- “General information about a person, such as their age, gender and location is worth a mere $0.0005 per person, or $0.50 per 1,000 people.”
- “A person who is shopping for a car, a financial product or a vacation is more valuable to companies eager to pitch those goods. Auto buyers, for instance, are worth about $0.0021 a pop, or $2.11 per 1,000 people.”
- “Knowing that a woman is expecting a baby and is in her second trimester of pregnancy, for instance, sends the price tag for that information about her to $0.11.”
- “For $0.26 per person, buyers can access lists of people with specific health conditions or taking certain prescriptions.”
- “[T]he sum total for most individuals often is less than a dollar.”
So why are Facebook and Google worth hundreds of billions of dollars if personal data, a key input to their business models, is relatively worthless? It’s because, as Stratechery’s Ben Thompson explains, these companies are actually “data factories”:
Facebook quite clearly isn’t an industrial site (although it operates multiple data centers with lots of buildings and machinery), but it most certainly processes data from its raw form to something uniquely valuable both to Facebook’s products (and by extension its users and content suppliers) and also advertisers (and again, all of this analysis applies to Google as well)…. Data comes in from anywhere, and value—also in the form of data—flows out, transformed by the data factory.
Because they are factories, the entire value of the output cannot be ascribed to users’ personal data. Such a “data theory of value” is as much a fallacy as the labor theory of value. Data is but one input in addition to highly skilled labor (machine-learning engineers aren’t cheap!) and data centers. This is why “data dividend” schemes don’t add up. Facebook’s average revenue per user in the U.S. and Canada in 2020 was $163.86; giving the user 20% of that total would amount to only a few dollars per month.
Privacy as an Instrumental Right
One way to sort through this mess is to start thinking of privacy as an instrumental right—one “meant to achieve certain social goals in fairness, safety, and autonomy,” as law professor Jane Bambauer put it last year, “not an end in itself.” This commonsense approach lacks the rhetorical flair of our modern-day Patrick Henrys who insist: “Give me privacy, or give me death.” But it better comports with most people’s values and with a realistic assessment of the trade-offs that they face.
Thinking of privacy as an instrumental right—as something that helps us get more of what we want in terms of other values—makes some of the problems around data markets more tractable. We could see that it is in everyone’s interest to make data more alienable—easier to buy and sell—which would, in turn, make our data more valuable. Policymakers should look for ways to subsidize the creation of publicly available data sets, facilitate data exchange, and implement strong privacy protections that limit third-party sharing of personal information.

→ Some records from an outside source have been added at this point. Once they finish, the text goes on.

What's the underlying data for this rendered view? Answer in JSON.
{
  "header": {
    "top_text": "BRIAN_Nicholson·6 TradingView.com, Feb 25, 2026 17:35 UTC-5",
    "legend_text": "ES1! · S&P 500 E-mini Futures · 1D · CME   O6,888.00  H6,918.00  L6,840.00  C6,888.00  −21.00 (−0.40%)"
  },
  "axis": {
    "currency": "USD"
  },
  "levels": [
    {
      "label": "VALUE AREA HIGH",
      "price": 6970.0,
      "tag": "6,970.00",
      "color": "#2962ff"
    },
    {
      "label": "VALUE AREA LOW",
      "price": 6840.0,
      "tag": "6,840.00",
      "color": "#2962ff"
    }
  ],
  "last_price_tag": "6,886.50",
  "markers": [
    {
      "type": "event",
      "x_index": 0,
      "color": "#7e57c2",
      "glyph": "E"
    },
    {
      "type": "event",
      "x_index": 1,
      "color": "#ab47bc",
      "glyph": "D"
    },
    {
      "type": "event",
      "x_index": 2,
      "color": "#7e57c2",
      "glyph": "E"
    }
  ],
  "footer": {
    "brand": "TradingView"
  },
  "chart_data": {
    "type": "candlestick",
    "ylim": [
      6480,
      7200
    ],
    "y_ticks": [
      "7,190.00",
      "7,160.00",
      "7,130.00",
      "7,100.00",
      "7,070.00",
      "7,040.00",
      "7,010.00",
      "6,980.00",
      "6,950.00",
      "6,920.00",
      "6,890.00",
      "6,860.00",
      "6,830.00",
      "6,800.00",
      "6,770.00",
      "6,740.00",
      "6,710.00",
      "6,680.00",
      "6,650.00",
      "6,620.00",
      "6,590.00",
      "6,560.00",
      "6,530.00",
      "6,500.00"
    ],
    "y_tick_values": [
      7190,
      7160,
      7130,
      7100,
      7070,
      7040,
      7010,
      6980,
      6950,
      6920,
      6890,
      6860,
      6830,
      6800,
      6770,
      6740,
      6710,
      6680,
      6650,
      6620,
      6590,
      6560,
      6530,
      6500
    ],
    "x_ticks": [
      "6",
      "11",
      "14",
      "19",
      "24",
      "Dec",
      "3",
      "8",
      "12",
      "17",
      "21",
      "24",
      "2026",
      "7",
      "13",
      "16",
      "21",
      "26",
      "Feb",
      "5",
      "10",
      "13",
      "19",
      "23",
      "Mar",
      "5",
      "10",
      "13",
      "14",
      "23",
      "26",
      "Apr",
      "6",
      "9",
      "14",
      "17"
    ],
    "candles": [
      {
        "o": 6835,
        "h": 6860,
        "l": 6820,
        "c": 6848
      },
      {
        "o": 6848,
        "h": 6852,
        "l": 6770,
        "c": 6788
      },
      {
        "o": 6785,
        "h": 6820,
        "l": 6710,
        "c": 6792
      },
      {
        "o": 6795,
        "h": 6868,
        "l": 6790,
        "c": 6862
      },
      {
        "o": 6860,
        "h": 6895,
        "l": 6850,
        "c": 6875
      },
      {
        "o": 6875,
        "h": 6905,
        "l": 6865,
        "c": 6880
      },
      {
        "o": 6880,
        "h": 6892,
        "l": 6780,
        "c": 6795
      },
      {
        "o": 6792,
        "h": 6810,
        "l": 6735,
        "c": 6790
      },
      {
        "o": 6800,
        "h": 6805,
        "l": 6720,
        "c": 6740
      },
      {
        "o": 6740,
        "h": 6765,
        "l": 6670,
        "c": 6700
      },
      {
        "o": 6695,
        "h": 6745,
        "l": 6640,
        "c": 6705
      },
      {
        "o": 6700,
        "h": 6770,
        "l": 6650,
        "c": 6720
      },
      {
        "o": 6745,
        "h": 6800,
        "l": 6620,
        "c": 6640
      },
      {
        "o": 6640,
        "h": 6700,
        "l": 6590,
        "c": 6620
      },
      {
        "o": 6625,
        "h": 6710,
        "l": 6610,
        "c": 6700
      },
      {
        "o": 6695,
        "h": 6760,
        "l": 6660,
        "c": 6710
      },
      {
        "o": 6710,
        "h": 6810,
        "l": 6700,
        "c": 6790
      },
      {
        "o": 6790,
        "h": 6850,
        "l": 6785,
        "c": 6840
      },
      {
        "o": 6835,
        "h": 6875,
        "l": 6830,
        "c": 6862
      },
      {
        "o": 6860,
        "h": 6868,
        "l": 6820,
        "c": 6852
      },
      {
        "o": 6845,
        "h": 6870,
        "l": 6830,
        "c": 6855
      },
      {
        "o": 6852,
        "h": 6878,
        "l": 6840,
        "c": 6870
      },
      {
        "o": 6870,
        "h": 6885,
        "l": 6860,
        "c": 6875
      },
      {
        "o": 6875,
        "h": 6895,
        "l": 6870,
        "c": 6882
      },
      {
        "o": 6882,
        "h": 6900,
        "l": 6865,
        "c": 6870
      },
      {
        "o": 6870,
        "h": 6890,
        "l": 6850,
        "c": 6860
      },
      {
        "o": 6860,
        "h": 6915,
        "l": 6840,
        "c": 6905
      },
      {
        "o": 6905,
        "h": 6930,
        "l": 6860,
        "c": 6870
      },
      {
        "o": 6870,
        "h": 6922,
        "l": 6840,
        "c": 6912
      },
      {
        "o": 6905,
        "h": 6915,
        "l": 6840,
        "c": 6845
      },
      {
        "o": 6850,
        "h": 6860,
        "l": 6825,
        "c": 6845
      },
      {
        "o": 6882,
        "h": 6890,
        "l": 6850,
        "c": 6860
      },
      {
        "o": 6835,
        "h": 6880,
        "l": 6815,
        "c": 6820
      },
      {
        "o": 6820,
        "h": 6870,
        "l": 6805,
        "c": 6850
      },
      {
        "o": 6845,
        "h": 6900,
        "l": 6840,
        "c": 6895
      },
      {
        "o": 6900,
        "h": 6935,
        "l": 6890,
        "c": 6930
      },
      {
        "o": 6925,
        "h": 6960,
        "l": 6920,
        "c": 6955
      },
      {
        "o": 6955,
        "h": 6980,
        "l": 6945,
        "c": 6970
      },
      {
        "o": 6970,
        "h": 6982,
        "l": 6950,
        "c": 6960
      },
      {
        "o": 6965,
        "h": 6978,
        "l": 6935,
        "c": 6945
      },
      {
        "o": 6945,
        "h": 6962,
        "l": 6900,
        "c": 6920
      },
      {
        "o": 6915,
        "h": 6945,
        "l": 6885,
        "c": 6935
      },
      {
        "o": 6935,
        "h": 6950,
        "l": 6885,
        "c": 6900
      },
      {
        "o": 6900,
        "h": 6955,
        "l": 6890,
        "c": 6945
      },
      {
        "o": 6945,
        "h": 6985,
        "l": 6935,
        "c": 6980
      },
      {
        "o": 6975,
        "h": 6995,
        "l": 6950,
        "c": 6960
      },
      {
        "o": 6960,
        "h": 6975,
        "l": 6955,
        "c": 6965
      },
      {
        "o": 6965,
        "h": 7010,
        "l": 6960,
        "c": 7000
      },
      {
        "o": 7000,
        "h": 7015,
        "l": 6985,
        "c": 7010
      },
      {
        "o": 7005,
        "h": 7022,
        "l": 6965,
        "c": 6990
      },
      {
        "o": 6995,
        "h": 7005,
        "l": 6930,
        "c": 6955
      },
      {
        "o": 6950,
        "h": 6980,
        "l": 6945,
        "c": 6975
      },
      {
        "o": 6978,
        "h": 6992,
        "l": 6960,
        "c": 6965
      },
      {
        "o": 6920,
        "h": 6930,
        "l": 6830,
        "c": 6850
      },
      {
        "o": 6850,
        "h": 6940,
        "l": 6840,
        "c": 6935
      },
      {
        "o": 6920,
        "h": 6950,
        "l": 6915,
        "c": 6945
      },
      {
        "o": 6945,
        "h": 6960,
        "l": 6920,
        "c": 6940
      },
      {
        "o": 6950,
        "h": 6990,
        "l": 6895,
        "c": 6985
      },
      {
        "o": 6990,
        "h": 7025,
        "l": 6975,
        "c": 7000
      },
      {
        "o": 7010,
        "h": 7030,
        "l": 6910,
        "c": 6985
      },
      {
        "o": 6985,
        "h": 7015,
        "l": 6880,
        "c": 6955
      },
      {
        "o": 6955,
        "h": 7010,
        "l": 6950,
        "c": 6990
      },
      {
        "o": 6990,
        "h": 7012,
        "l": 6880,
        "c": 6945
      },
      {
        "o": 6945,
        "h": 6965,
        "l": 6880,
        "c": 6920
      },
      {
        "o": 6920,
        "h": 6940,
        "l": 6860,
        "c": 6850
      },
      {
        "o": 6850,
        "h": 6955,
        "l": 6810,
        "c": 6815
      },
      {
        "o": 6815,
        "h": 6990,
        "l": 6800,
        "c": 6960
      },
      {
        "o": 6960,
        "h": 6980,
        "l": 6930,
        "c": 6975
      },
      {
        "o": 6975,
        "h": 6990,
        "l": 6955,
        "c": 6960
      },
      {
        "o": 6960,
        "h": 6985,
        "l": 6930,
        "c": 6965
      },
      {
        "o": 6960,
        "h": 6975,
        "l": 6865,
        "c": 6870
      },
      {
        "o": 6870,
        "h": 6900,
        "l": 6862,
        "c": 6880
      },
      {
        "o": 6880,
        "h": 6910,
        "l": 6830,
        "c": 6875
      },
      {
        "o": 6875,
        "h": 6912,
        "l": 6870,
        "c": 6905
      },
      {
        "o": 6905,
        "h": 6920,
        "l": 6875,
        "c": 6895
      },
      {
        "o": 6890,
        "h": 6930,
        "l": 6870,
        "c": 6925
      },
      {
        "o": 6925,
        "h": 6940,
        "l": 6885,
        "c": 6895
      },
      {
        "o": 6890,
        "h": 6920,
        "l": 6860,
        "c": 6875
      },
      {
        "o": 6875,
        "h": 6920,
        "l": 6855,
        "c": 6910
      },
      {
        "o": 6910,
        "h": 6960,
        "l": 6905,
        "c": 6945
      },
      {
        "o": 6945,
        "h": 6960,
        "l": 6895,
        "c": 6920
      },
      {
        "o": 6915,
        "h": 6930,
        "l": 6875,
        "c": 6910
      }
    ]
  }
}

Unfortunately, recent privacy laws such as the General Data Protection Regulation (GDPR) in the EU are going in the wrong direction, framing privacy as an inalienable right that must never be traded away, even if doing so would make individuals better off. An unconventional coalition of liberals and conservatives skeptical of technological progress and worried about the power of Big Tech seem eager to follow. Doing so would stifle innovation, reduce investment, and harm consumers, while delivering no tangible benefit to anyone.